The budget’s been really tight this month, and I was resigned to not buying any new art supplies. But I had budgeted for a friend’s birthday gift, and she collects Quail memoribilia. Lo, and behold! Daniel Smith issues a new triad–The California Quail. I’ve been curious about those Triads, so the timing seemed right to indulge. Some of you may ask “What is a Daniel Smith Triad?”
It’s a special deal of three tubes of watercolor paint, in colors selected for their compatibility. You get a line drawing, and a picture of that drawing painted in the three colors of the triad. There are no instructions per se, but you are given suggestions in how you might use the colors to re-create the painting yourself (this isn’t a paint by number or anything close to it). The Triads are priced at $18.95, so depending on the colors in question, you save 40%-60% or more. Usually one or two of the paints are unusual, lesser known colors, so this is a great way to become familiar with them.
By the way, you can download the line drawings and color information/suggestions at any time. Click on the video for any triad color, and the PDFs are available.
The colors in the California Quail triad are French Ochre, Lunar Blue, and Quinacridone Burnt Orange.
The colors are beautiful, and I can’t wait to use them in other paintings. Because there was no recommendation on paper or brushes to use, I used the paper I had on hand– Strathmore 140 lb Watercolor, and a waterbrush, because I can handle it the best, and that made my test more about the color than my ability with brushes.
The pigment in these paints wasn’t quite as intense as with my M. Graham paints. That didn’t surprise me. All my M. Graham are staining colors, and these three are all granulating. That made it easier to lay down a very pale wash, and build the color slowly. I blended on the paper rather than pre-mixing the paint, and it was fun to see how the color changed as I added each wash.
I didn’t get quite the same granulation effect as shown in the example, and I assume that was either the paper, the brush, or my pigment to water ratio. If I have any discontent with the triad, it is in the sparseness of information. But on the other hand, not giving more specifics also keeps the artist from merely copying what they see instead of experimenting. I tend to like lots of information. It might not be as important to someone else, especially if they have more experience with watercolor than I do.
The California Quail triad is a great value, and I’ll be buying more triads in the future. I look at the line-drawing and example as a much more interesting test of the colors than creating a chart, and I’m going to try something similar with my other colors.
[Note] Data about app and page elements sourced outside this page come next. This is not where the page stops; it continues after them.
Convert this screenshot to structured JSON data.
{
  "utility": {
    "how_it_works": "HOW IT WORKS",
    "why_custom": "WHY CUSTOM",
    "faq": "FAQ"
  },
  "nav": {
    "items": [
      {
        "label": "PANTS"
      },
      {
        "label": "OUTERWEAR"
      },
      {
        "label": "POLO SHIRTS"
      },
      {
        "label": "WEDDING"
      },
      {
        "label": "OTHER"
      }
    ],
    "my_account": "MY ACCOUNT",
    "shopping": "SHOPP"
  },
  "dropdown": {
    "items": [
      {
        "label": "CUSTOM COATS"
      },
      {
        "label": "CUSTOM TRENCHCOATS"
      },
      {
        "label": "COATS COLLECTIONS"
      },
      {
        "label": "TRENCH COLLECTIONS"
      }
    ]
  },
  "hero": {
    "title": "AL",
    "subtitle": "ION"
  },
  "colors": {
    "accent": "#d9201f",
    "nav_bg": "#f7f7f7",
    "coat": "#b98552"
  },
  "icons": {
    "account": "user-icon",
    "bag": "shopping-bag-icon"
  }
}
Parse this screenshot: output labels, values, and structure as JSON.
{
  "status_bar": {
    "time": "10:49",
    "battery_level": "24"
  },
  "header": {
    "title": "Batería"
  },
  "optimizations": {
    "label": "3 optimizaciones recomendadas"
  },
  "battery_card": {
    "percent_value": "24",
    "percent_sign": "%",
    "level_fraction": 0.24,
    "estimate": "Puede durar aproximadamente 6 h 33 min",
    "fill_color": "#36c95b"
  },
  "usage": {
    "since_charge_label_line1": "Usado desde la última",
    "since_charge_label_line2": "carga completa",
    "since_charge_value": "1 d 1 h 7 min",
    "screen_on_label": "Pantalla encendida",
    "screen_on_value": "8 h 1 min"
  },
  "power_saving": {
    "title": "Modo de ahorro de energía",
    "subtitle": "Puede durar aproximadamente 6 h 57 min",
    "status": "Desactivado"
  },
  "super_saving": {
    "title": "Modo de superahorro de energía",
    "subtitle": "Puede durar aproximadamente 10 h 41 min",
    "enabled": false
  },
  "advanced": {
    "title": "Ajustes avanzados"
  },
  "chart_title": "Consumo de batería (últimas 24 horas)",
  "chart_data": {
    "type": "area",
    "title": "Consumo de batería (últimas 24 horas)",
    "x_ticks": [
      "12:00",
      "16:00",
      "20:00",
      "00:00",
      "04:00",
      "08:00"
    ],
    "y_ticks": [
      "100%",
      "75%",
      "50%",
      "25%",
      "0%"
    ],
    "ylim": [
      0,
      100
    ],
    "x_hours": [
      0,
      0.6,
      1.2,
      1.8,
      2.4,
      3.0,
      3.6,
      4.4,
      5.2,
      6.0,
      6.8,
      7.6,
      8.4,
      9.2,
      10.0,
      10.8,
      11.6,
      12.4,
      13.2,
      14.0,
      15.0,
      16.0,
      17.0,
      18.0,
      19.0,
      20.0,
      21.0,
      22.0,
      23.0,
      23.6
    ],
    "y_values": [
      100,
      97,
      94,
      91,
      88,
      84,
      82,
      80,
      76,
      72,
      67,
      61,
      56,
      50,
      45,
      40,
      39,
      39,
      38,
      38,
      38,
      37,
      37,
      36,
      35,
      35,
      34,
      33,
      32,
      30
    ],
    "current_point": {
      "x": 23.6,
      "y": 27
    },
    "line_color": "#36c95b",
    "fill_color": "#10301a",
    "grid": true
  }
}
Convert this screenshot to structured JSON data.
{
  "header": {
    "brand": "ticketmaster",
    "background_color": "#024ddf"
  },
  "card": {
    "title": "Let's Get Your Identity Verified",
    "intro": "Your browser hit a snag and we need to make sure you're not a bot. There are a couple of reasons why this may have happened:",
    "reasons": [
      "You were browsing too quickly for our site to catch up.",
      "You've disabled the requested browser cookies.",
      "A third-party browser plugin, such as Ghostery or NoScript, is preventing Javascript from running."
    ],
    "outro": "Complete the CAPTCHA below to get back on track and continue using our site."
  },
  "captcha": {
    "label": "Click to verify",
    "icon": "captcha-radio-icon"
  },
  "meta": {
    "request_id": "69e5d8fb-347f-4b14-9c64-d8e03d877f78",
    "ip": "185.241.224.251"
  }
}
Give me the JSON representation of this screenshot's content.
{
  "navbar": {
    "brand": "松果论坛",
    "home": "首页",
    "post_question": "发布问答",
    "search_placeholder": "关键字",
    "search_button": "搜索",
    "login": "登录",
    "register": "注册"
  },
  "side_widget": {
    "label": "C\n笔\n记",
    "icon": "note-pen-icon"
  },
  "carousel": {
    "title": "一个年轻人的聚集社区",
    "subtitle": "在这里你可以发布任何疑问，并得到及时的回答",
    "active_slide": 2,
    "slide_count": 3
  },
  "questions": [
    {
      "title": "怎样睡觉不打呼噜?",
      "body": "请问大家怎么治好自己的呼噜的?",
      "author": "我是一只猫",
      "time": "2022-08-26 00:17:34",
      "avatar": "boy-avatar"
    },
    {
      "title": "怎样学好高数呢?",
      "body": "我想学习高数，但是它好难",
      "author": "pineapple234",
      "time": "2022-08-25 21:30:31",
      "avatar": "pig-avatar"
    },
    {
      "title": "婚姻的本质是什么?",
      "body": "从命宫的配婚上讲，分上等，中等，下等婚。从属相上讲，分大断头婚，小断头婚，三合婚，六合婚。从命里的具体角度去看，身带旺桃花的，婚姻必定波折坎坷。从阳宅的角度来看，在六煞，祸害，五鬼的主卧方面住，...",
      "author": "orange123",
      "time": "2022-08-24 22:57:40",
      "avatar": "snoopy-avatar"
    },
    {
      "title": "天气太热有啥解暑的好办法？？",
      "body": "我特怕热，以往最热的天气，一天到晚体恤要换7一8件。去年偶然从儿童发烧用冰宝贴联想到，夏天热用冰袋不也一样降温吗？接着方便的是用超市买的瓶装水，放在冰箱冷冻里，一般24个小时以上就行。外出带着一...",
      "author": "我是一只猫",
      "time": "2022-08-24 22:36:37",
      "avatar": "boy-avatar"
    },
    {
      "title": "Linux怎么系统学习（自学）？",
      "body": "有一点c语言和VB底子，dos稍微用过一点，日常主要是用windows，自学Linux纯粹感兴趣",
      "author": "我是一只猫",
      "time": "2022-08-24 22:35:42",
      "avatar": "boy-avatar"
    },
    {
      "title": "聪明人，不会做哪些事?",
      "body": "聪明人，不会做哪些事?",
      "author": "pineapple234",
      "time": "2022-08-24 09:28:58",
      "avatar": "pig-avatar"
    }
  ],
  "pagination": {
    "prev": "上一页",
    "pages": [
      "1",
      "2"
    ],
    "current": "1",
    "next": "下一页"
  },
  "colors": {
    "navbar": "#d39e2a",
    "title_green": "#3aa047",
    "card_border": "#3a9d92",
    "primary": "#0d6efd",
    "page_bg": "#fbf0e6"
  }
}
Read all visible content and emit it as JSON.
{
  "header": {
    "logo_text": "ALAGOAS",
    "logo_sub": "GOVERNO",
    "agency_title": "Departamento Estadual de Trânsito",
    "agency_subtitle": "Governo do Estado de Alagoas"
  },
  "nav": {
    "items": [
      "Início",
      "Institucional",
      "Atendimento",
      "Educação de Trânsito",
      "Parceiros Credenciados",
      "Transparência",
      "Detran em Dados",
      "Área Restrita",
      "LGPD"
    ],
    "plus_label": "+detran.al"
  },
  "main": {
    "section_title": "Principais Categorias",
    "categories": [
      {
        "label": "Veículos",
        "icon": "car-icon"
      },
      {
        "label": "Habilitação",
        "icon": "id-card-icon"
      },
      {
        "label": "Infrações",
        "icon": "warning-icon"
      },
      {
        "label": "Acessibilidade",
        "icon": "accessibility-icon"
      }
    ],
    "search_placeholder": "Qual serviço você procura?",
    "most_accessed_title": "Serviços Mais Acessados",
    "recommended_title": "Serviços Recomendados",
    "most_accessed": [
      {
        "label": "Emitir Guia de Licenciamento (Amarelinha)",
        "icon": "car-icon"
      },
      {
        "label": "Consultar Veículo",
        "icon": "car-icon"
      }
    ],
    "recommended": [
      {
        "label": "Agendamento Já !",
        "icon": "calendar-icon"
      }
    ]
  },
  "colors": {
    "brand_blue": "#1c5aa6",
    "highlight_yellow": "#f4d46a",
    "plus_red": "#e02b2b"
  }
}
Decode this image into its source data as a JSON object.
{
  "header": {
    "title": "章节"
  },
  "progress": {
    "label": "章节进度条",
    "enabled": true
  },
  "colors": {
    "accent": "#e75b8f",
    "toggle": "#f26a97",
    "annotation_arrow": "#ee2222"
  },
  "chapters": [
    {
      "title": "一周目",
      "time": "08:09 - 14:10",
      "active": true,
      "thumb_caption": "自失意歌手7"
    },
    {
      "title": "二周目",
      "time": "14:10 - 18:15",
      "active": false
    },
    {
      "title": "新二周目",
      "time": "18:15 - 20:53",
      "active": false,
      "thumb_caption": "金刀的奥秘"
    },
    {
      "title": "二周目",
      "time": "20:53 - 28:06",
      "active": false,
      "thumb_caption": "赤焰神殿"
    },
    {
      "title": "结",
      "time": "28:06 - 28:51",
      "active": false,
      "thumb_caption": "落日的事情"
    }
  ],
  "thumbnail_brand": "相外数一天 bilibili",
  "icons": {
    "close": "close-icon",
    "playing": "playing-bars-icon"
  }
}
And I finally have the colors to create a beautiful black!
The line-drawing that comes with the colors is about 3 x 3 inches, so I used the PDF download and sized it to about 5 x 7.